Say how many lines of the listing below hold the word "icon". Give only that number.
»»
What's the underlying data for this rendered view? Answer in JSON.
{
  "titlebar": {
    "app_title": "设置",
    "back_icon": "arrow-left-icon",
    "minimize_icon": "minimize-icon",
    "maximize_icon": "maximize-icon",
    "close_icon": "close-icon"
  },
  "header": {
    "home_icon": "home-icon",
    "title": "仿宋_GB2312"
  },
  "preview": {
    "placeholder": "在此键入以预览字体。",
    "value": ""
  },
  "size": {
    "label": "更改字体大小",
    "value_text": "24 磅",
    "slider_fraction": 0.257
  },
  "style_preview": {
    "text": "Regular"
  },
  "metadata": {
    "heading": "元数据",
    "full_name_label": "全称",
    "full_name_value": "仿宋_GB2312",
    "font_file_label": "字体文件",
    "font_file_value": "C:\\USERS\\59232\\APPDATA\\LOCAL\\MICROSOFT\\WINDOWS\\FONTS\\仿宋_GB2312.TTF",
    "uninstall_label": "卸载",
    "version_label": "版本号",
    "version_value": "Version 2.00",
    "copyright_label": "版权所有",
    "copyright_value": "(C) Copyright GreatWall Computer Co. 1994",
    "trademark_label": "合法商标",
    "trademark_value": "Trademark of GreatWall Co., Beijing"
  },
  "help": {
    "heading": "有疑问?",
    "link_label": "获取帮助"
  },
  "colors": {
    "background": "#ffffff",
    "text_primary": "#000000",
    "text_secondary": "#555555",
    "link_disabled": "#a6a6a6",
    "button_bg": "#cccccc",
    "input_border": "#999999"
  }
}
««
▸ **Output for this exercise**
5